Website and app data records
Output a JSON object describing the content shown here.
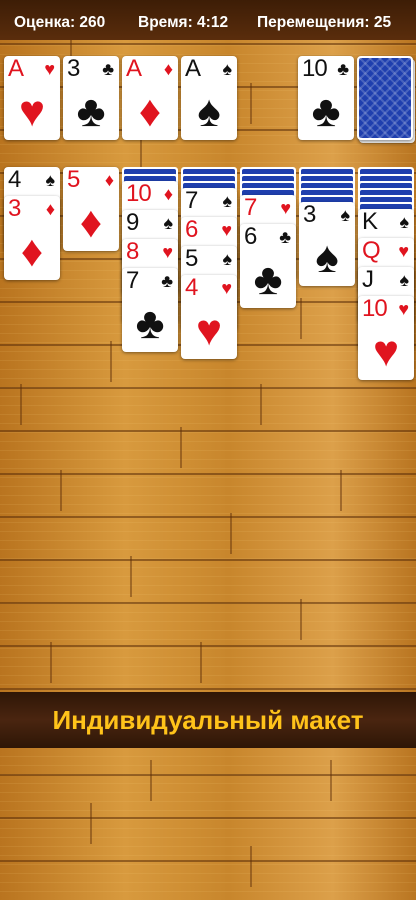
{
  "status": {
    "score_label": "Оценка: 260",
    "time_label": "Время: 4:12",
    "moves_label": "Перемещения: 25"
  },
  "colors": {
    "red_suit": "#e0141f",
    "black_suit": "#111111",
    "card_back": "#1f3fae",
    "banner_text": "#ffc31a"
  },
  "foundations": [
    {
      "rank": "A",
      "suit": "♥",
      "color": "red"
    },
    {
      "rank": "3",
      "suit": "♣",
      "color": "black"
    },
    {
      "rank": "A",
      "suit": "♦",
      "color": "red"
    },
    {
      "rank": "A",
      "suit": "♠",
      "color": "black"
    }
  ],
  "waste": {
    "rank": "10",
    "suit": "♣",
    "color": "black"
  },
  "stock": {
    "face": "down",
    "icon": "card-back-pattern"
  },
  "tableau": [
    {
      "facedown": 0,
      "cards": [
        {
          "rank": "4",
          "suit": "♠",
          "color": "black"
        },
        {
          "rank": "3",
          "suit": "♦",
          "color": "red"
        }
      ]
    },
    {
      "facedown": 0,
      "cards": [
        {
          "rank": "5",
          "suit": "♦",
          "color": "red"
        }
      ]
    },
    {
      "facedown": 2,
      "cards": [
        {
          "rank": "10",
          "suit": "♦",
          "color": "red"
        },
        {
          "rank": "9",
          "suit": "♠",
          "color": "black"
        },
        {
          "rank": "8",
          "suit": "♥",
          "color": "red"
        },
        {
          "rank": "7",
          "suit": "♣",
          "color": "black"
        }
      ]
    },
    {
      "facedown": 3,
      "cards": [
        {
          "rank": "7",
          "suit": "♠",
          "color": "black"
        },
        {
          "rank": "6",
          "suit": "♥",
          "color": "red"
        },
        {
          "rank": "5",
          "suit": "♠",
          "color": "black"
        },
        {
          "rank": "4",
          "suit": "♥",
          "color": "red"
        }
      ]
    },
    {
      "facedown": 4,
      "cards": [
        {
          "rank": "7",
          "suit": "♥",
          "color": "red"
        },
        {
          "rank": "6",
          "suit": "♣",
          "color": "black"
        }
      ]
    },
    {
      "facedown": 5,
      "cards": [
        {
          "rank": "3",
          "suit": "♠",
          "color": "black"
        }
      ]
    },
    {
      "facedown": 6,
      "cards": [
        {
          "rank": "K",
          "suit": "♠",
          "color": "black"
        },
        {
          "rank": "Q",
          "suit": "♥",
          "color": "red"
        },
        {
          "rank": "J",
          "suit": "♠",
          "color": "black"
        },
        {
          "rank": "10",
          "suit": "♥",
          "color": "red"
        }
      ]
    }
  ],
  "banner": {
    "text": "Индивидуальный макет"
  }
}
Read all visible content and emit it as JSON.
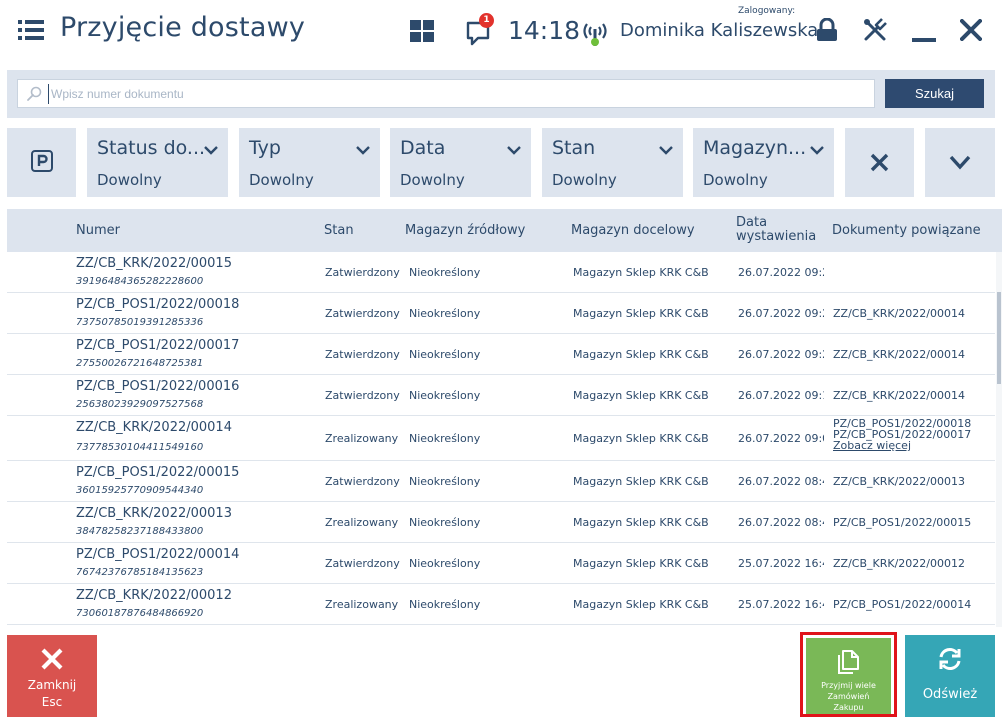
{
  "header": {
    "title": "Przyjęcie dostawy",
    "time": "14:18",
    "notification_count": "1",
    "logged_label": "Zalogowany:",
    "user_name": "Dominika Kaliszewska"
  },
  "search": {
    "placeholder": "Wpisz numer dokumentu",
    "value": "",
    "button_label": "Szukaj"
  },
  "filters": [
    {
      "label": "Status do...",
      "value": "Dowolny"
    },
    {
      "label": "Typ",
      "value": "Dowolny"
    },
    {
      "label": "Data",
      "value": "Dowolny"
    },
    {
      "label": "Stan",
      "value": "Dowolny"
    },
    {
      "label": "Magazyn...",
      "value": "Dowolny"
    }
  ],
  "table": {
    "headers": {
      "numer": "Numer",
      "stan": "Stan",
      "source": "Magazyn źródłowy",
      "target": "Magazyn docelowy",
      "date_line1": "Data",
      "date_line2": "wystawienia",
      "docs": "Dokumenty powiązane"
    },
    "rows": [
      {
        "numer": "ZZ/CB_KRK/2022/00015",
        "code": "3919648436528222860​0",
        "stan": "Zatwierdzony",
        "source": "Nieokreślony",
        "target": "Magazyn Sklep KRK C&B",
        "date": "26.07.2022 09:2",
        "docs": ""
      },
      {
        "numer": "PZ/CB_POS1/2022/00018",
        "code": "73750785019391285336",
        "stan": "Zatwierdzony",
        "source": "Nieokreślony",
        "target": "Magazyn Sklep KRK C&B",
        "date": "26.07.2022 09:2",
        "docs": "ZZ/CB_KRK/2022/00014"
      },
      {
        "numer": "PZ/CB_POS1/2022/00017",
        "code": "27550026721648725381",
        "stan": "Zatwierdzony",
        "source": "Nieokreślony",
        "target": "Magazyn Sklep KRK C&B",
        "date": "26.07.2022 09:2",
        "docs": "ZZ/CB_KRK/2022/00014"
      },
      {
        "numer": "PZ/CB_POS1/2022/00016",
        "code": "25638023929097527568",
        "stan": "Zatwierdzony",
        "source": "Nieokreślony",
        "target": "Magazyn Sklep KRK C&B",
        "date": "26.07.2022 09:1",
        "docs": "ZZ/CB_KRK/2022/00014"
      },
      {
        "numer": "ZZ/CB_KRK/2022/00014",
        "code": "73778530104411549160",
        "stan": "Zrealizowany",
        "source": "Nieokreślony",
        "target": "Magazyn Sklep KRK C&B",
        "date": "26.07.2022 09:0",
        "docs_multi": [
          "PZ/CB_POS1/2022/00018",
          "PZ/CB_POS1/2022/00017"
        ],
        "docs_more": "Zobacz więcej"
      },
      {
        "numer": "PZ/CB_POS1/2022/00015",
        "code": "36015925770909544340",
        "stan": "Zatwierdzony",
        "source": "Nieokreślony",
        "target": "Magazyn Sklep KRK C&B",
        "date": "26.07.2022 08:4",
        "docs": "ZZ/CB_KRK/2022/00013"
      },
      {
        "numer": "ZZ/CB_KRK/2022/00013",
        "code": "38478258237188433800",
        "stan": "Zrealizowany",
        "source": "Nieokreślony",
        "target": "Magazyn Sklep KRK C&B",
        "date": "26.07.2022 08:4",
        "docs": "PZ/CB_POS1/2022/00015"
      },
      {
        "numer": "PZ/CB_POS1/2022/00014",
        "code": "76742376785184135623",
        "stan": "Zatwierdzony",
        "source": "Nieokreślony",
        "target": "Magazyn Sklep KRK C&B",
        "date": "25.07.2022 16:4",
        "docs": "ZZ/CB_KRK/2022/00012"
      },
      {
        "numer": "ZZ/CB_KRK/2022/00012",
        "code": "73060187876484866920",
        "stan": "Zrealizowany",
        "source": "Nieokreślony",
        "target": "Magazyn Sklep KRK C&B",
        "date": "25.07.2022 16:4",
        "docs": "PZ/CB_POS1/2022/00014"
      }
    ]
  },
  "buttons": {
    "close_line1": "Zamknij",
    "close_line2": "Esc",
    "accept_line1": "Przyjmij wiele",
    "accept_line2": "Zamówień",
    "accept_line3": "Zakupu",
    "refresh": "Odśwież"
  },
  "colors": {
    "primary_text": "#2d4a6b",
    "panel_bg": "#dde4ee",
    "search_button": "#2e4a70",
    "close_button": "#d9534f",
    "accept_button": "#7ab857",
    "accept_highlight": "#e0131a",
    "refresh_button": "#35a6b6",
    "badge": "#e2322c"
  }
}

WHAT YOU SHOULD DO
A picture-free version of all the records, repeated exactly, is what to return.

SOLUTION TO THIS TASK
Output a JSON object describing the content shown here.
{
  "status": {
    "score_label": "Оценка: 260",
    "time_label": "Время: 4:12",
    "moves_label": "Перемещения: 25"
  },
  "colors": {
    "red_suit": "#e0141f",
    "black_suit": "#111111",
    "card_back": "#1f3fae",
    "banner_text": "#ffc31a"
  },
  "foundations": [
    {
      "rank": "A",
      "suit": "♥",
      "color": "red"
    },
    {
      "rank": "3",
      "suit": "♣",
      "color": "black"
    },
    {
      "rank": "A",
      "suit": "♦",
      "color": "red"
    },
    {
      "rank": "A",
      "suit": "♠",
      "color": "black"
    }
  ],
  "waste": {
    "rank": "10",
    "suit": "♣",
    "color": "black"
  },
  "stock": {
    "face": "down",
    "icon": "card-back-pattern"
  },
  "tableau": [
    {
      "facedown": 0,
      "cards": [
        {
          "rank": "4",
          "suit": "♠",
          "color": "black"
        },
        {
          "rank": "3",
          "suit": "♦",
          "color": "red"
        }
      ]
    },
    {
      "facedown": 0,
      "cards": [
        {
          "rank": "5",
          "suit": "♦",
          "color": "red"
        }
      ]
    },
    {
      "facedown": 2,
      "cards": [
        {
          "rank": "10",
          "suit": "♦",
          "color": "red"
        },
        {
          "rank": "9",
          "suit": "♠",
          "color": "black"
        },
        {
          "rank": "8",
          "suit": "♥",
          "color": "red"
        },
        {
          "rank": "7",
          "suit": "♣",
          "color": "black"
        }
      ]
    },
    {
      "facedown": 3,
      "cards": [
        {
          "rank": "7",
          "suit": "♠",
          "color": "black"
        },
        {
          "rank": "6",
          "suit": "♥",
          "color": "red"
        },
        {
          "rank": "5",
          "suit": "♠",
          "color": "black"
        },
        {
          "rank": "4",
          "suit": "♥",
          "color": "red"
        }
      ]
    },
    {
      "facedown": 4,
      "cards": [
        {
          "rank": "7",
          "suit": "♥",
          "color": "red"
        },
        {
          "rank": "6",
          "suit": "♣",
          "color": "black"
        }
      ]
    },
    {
      "facedown": 5,
      "cards": [
        {
          "rank": "3",
          "suit": "♠",
          "color": "black"
        }
      ]
    },
    {
      "facedown": 6,
      "cards": [
        {
          "rank": "K",
          "suit": "♠",
          "color": "black"
        },
        {
          "rank": "Q",
          "suit": "♥",
          "color": "red"
        },
        {
          "rank": "J",
          "suit": "♠",
          "color": "black"
        },
        {
          "rank": "10",
          "suit": "♥",
          "color": "red"
        }
      ]
    }
  ],
  "banner": {
    "text": "Индивидуальный макет"
  }
}
Read all visible content and emit it as JSON.
{
  "header": {
    "title": "Przyjęcie dostawy",
    "time": "14:18",
    "notification_count": "1",
    "logged_label": "Zalogowany:",
    "user_name": "Dominika Kaliszewska"
  },
  "search": {
    "placeholder": "Wpisz numer dokumentu",
    "value": "",
    "button_label": "Szukaj"
  },
  "filters": [
    {
      "label": "Status do...",
      "value": "Dowolny"
    },
    {
      "label": "Typ",
      "value": "Dowolny"
    },
    {
      "label": "Data",
      "value": "Dowolny"
    },
    {
      "label": "Stan",
      "value": "Dowolny"
    },
    {
      "label": "Magazyn...",
      "value": "Dowolny"
    }
  ],
  "table": {
    "headers": {
      "numer": "Numer",
      "stan": "Stan",
      "source": "Magazyn źródłowy",
      "target": "Magazyn docelowy",
      "date_line1": "Data",
      "date_line2": "wystawienia",
      "docs": "Dokumenty powiązane"
    },
    "rows": [
      {
        "numer": "ZZ/CB_KRK/2022/00015",
        "code": "3919648436528222860​0",
        "stan": "Zatwierdzony",
        "source": "Nieokreślony",
        "target": "Magazyn Sklep KRK C&B",
        "date": "26.07.2022 09:2",
        "docs": ""
      },
      {
        "numer": "PZ/CB_POS1/2022/00018",
        "code": "73750785019391285336",
        "stan": "Zatwierdzony",
        "source": "Nieokreślony",
        "target": "Magazyn Sklep KRK C&B",
        "date": "26.07.2022 09:2",
        "docs": "ZZ/CB_KRK/2022/00014"
      },
      {
        "numer": "PZ/CB_POS1/2022/00017",
        "code": "27550026721648725381",
        "stan": "Zatwierdzony",
        "source": "Nieokreślony",
        "target": "Magazyn Sklep KRK C&B",
        "date": "26.07.2022 09:2",
        "docs": "ZZ/CB_KRK/2022/00014"
      },
      {
        "numer": "PZ/CB_POS1/2022/00016",
        "code": "25638023929097527568",
        "stan": "Zatwierdzony",
        "source": "Nieokreślony",
        "target": "Magazyn Sklep KRK C&B",
        "date": "26.07.2022 09:1",
        "docs": "ZZ/CB_KRK/2022/00014"
      },
      {
        "numer": "ZZ/CB_KRK/2022/00014",
        "code": "73778530104411549160",
        "stan": "Zrealizowany",
        "source": "Nieokreślony",
        "target": "Magazyn Sklep KRK C&B",
        "date": "26.07.2022 09:0",
        "docs_multi": [
          "PZ/CB_POS1/2022/00018",
          "PZ/CB_POS1/2022/00017"
        ],
        "docs_more": "Zobacz więcej"
      },
      {
        "numer": "PZ/CB_POS1/2022/00015",
        "code": "36015925770909544340",
        "stan": "Zatwierdzony",
        "source": "Nieokreślony",
        "target": "Magazyn Sklep KRK C&B",
        "date": "26.07.2022 08:4",
        "docs": "ZZ/CB_KRK/2022/00013"
      },
      {
        "numer": "ZZ/CB_KRK/2022/00013",
        "code": "38478258237188433800",
        "stan": "Zrealizowany",
        "source": "Nieokreślony",
        "target": "Magazyn Sklep KRK C&B",
        "date": "26.07.2022 08:4",
        "docs": "PZ/CB_POS1/2022/00015"
      },
      {
        "numer": "PZ/CB_POS1/2022/00014",
        "code": "76742376785184135623",
        "stan": "Zatwierdzony",
        "source": "Nieokreślony",
        "target": "Magazyn Sklep KRK C&B",
        "date": "25.07.2022 16:4",
        "docs": "ZZ/CB_KRK/2022/00012"
      },
      {
        "numer": "ZZ/CB_KRK/2022/00012",
        "code": "73060187876484866920",
        "stan": "Zrealizowany",
        "source": "Nieokreślony",
        "target": "Magazyn Sklep KRK C&B",
        "date": "25.07.2022 16:4",
        "docs": "PZ/CB_POS1/2022/00014"
      }
    ]
  },
  "buttons": {
    "close_line1": "Zamknij",
    "close_line2": "Esc",
    "accept_line1": "Przyjmij wiele",
    "accept_line2": "Zamówień",
    "accept_line3": "Zakupu",
    "refresh": "Odśwież"
  },
  "colors": {
    "primary_text": "#2d4a6b",
    "panel_bg": "#dde4ee",
    "search_button": "#2e4a70",
    "close_button": "#d9534f",
    "accept_button": "#7ab857",
    "accept_highlight": "#e0131a",
    "refresh_button": "#35a6b6",
    "badge": "#e2322c"
  }
}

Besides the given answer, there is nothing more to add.